--- Task to carry out ---
The entries below are to be written out again without alteration.

Website and app data records
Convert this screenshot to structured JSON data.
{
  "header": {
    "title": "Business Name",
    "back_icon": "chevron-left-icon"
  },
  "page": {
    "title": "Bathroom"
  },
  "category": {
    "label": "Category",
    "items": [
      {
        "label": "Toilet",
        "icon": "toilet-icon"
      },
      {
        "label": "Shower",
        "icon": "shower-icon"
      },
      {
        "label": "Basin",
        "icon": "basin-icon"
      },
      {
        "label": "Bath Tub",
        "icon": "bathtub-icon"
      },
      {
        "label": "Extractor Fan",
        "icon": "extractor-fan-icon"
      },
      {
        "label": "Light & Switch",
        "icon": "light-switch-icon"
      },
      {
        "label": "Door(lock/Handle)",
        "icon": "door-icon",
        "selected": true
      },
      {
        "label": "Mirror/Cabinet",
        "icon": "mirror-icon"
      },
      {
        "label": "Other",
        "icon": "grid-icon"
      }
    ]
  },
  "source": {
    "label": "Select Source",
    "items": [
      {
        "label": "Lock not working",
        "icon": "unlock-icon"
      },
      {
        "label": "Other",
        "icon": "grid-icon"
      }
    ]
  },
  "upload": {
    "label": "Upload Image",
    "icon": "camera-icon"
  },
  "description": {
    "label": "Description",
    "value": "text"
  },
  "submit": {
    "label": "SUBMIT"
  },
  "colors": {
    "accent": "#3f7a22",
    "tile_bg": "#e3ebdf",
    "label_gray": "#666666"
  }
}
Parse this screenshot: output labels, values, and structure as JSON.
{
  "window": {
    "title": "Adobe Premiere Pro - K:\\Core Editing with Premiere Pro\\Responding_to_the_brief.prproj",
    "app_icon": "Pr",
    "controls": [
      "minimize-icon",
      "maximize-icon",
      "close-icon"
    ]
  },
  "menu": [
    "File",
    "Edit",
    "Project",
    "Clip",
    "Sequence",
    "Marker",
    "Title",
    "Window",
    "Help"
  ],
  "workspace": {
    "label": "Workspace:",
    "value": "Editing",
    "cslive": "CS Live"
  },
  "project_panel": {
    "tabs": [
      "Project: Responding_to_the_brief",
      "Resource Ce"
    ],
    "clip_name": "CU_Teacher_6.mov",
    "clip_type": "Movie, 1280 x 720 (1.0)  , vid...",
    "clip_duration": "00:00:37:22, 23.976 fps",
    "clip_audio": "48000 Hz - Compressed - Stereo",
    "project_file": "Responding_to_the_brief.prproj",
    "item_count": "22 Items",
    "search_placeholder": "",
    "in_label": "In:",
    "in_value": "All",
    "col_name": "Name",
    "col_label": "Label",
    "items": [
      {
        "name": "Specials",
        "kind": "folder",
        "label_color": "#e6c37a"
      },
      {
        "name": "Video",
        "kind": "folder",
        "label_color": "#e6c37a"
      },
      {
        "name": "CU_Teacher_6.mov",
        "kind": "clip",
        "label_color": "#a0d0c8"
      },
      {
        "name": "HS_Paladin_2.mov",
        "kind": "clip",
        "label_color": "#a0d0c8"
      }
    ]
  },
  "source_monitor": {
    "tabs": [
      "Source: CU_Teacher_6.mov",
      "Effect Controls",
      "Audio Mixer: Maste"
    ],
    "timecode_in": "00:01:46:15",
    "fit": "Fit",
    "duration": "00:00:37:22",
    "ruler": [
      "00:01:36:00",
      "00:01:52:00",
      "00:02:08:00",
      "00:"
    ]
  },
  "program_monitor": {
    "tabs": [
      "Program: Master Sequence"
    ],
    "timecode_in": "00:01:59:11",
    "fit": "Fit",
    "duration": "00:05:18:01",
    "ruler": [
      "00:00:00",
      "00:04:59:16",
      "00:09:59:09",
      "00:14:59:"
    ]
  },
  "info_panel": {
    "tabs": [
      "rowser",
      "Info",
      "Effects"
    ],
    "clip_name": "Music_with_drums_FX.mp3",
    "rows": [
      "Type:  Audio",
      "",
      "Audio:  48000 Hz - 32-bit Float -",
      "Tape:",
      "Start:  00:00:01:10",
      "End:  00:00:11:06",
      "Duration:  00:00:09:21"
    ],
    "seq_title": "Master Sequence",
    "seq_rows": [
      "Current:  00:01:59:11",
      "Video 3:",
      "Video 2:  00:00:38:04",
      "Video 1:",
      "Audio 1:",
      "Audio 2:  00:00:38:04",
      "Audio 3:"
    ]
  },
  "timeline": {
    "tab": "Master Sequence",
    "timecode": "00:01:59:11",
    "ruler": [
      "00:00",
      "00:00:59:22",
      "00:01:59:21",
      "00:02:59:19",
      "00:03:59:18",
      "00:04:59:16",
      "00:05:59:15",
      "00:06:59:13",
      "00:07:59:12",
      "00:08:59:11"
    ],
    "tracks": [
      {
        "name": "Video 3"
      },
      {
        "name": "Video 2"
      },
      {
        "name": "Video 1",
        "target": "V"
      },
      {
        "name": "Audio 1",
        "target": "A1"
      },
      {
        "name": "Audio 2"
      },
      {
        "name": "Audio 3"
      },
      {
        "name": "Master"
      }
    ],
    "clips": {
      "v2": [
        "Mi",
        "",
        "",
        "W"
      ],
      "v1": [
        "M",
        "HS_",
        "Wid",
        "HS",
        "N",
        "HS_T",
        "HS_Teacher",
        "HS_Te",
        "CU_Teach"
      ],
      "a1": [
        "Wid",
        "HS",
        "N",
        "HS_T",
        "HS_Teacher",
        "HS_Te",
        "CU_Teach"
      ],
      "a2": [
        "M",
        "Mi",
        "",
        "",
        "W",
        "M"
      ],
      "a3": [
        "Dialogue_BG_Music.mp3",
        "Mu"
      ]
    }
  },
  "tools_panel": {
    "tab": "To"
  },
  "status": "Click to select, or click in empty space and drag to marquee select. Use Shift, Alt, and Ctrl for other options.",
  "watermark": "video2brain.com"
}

--- Solution to the problem ---
Convert this screenshot to structured JSON data.
{
  "header": {
    "title": "Business Name",
    "back_icon": "chevron-left-icon"
  },
  "page": {
    "title": "Bathroom"
  },
  "category": {
    "label": "Category",
    "items": [
      {
        "label": "Toilet",
        "icon": "toilet-icon"
      },
      {
        "label": "Shower",
        "icon": "shower-icon"
      },
      {
        "label": "Basin",
        "icon": "basin-icon"
      },
      {
        "label": "Bath Tub",
        "icon": "bathtub-icon"
      },
      {
        "label": "Extractor Fan",
        "icon": "extractor-fan-icon"
      },
      {
        "label": "Light & Switch",
        "icon": "light-switch-icon"
      },
      {
        "label": "Door(lock/Handle)",
        "icon": "door-icon",
        "selected": true
      },
      {
        "label": "Mirror/Cabinet",
        "icon": "mirror-icon"
      },
      {
        "label": "Other",
        "icon": "grid-icon"
      }
    ]
  },
  "source": {
    "label": "Select Source",
    "items": [
      {
        "label": "Lock not working",
        "icon": "unlock-icon"
      },
      {
        "label": "Other",
        "icon": "grid-icon"
      }
    ]
  },
  "upload": {
    "label": "Upload Image",
    "icon": "camera-icon"
  },
  "description": {
    "label": "Description",
    "value": "text"
  },
  "submit": {
    "label": "SUBMIT"
  },
  "colors": {
    "accent": "#3f7a22",
    "tile_bg": "#e3ebdf",
    "label_gray": "#666666"
  }
}
Parse this screenshot: output labels, values, and structure as JSON.
{
  "window": {
    "title": "Adobe Premiere Pro - K:\\Core Editing with Premiere Pro\\Responding_to_the_brief.prproj",
    "app_icon": "Pr",
    "controls": [
      "minimize-icon",
      "maximize-icon",
      "close-icon"
    ]
  },
  "menu": [
    "File",
    "Edit",
    "Project",
    "Clip",
    "Sequence",
    "Marker",
    "Title",
    "Window",
    "Help"
  ],
  "workspace": {
    "label": "Workspace:",
    "value": "Editing",
    "cslive": "CS Live"
  },
  "project_panel": {
    "tabs": [
      "Project: Responding_to_the_brief",
      "Resource Ce"
    ],
    "clip_name": "CU_Teacher_6.mov",
    "clip_type": "Movie, 1280 x 720 (1.0)  , vid...",
    "clip_duration": "00:00:37:22, 23.976 fps",
    "clip_audio": "48000 Hz - Compressed - Stereo",
    "project_file": "Responding_to_the_brief.prproj",
    "item_count": "22 Items",
    "search_placeholder": "",
    "in_label": "In:",
    "in_value": "All",
    "col_name": "Name",
    "col_label": "Label",
    "items": [
      {
        "name": "Specials",
        "kind": "folder",
        "label_color": "#e6c37a"
      },
      {
        "name": "Video",
        "kind": "folder",
        "label_color": "#e6c37a"
      },
      {
        "name": "CU_Teacher_6.mov",
        "kind": "clip",
        "label_color": "#a0d0c8"
      },
      {
        "name": "HS_Paladin_2.mov",
        "kind": "clip",
        "label_color": "#a0d0c8"
      }
    ]
  },
  "source_monitor": {
    "tabs": [
      "Source: CU_Teacher_6.mov",
      "Effect Controls",
      "Audio Mixer: Maste"
    ],
    "timecode_in": "00:01:46:15",
    "fit": "Fit",
    "duration": "00:00:37:22",
    "ruler": [
      "00:01:36:00",
      "00:01:52:00",
      "00:02:08:00",
      "00:"
    ]
  },
  "program_monitor": {
    "tabs": [
      "Program: Master Sequence"
    ],
    "timecode_in": "00:01:59:11",
    "fit": "Fit",
    "duration": "00:05:18:01",
    "ruler": [
      "00:00:00",
      "00:04:59:16",
      "00:09:59:09",
      "00:14:59:"
    ]
  },
  "info_panel": {
    "tabs": [
      "rowser",
      "Info",
      "Effects"
    ],
    "clip_name": "Music_with_drums_FX.mp3",
    "rows": [
      "Type:  Audio",
      "",
      "Audio:  48000 Hz - 32-bit Float -",
      "Tape:",
      "Start:  00:00:01:10",
      "End:  00:00:11:06",
      "Duration:  00:00:09:21"
    ],
    "seq_title": "Master Sequence",
    "seq_rows": [
      "Current:  00:01:59:11",
      "Video 3:",
      "Video 2:  00:00:38:04",
      "Video 1:",
      "Audio 1:",
      "Audio 2:  00:00:38:04",
      "Audio 3:"
    ]
  },
  "timeline": {
    "tab": "Master Sequence",
    "timecode": "00:01:59:11",
    "ruler": [
      "00:00",
      "00:00:59:22",
      "00:01:59:21",
      "00:02:59:19",
      "00:03:59:18",
      "00:04:59:16",
      "00:05:59:15",
      "00:06:59:13",
      "00:07:59:12",
      "00:08:59:11"
    ],
    "tracks": [
      {
        "name": "Video 3"
      },
      {
        "name": "Video 2"
      },
      {
        "name": "Video 1",
        "target": "V"
      },
      {
        "name": "Audio 1",
        "target": "A1"
      },
      {
        "name": "Audio 2"
      },
      {
        "name": "Audio 3"
      },
      {
        "name": "Master"
      }
    ],
    "clips": {
      "v2": [
        "Mi",
        "",
        "",
        "W"
      ],
      "v1": [
        "M",
        "HS_",
        "Wid",
        "HS",
        "N",
        "HS_T",
        "HS_Teacher",
        "HS_Te",
        "CU_Teach"
      ],
      "a1": [
        "Wid",
        "HS",
        "N",
        "HS_T",
        "HS_Teacher",
        "HS_Te",
        "CU_Teach"
      ],
      "a2": [
        "M",
        "Mi",
        "",
        "",
        "W",
        "M"
      ],
      "a3": [
        "Dialogue_BG_Music.mp3",
        "Mu"
      ]
    }
  },
  "tools_panel": {
    "tab": "To"
  },
  "status": "Click to select, or click in empty space and drag to marquee select. Use Shift, Alt, and Ctrl for other options.",
  "watermark": "video2brain.com"
}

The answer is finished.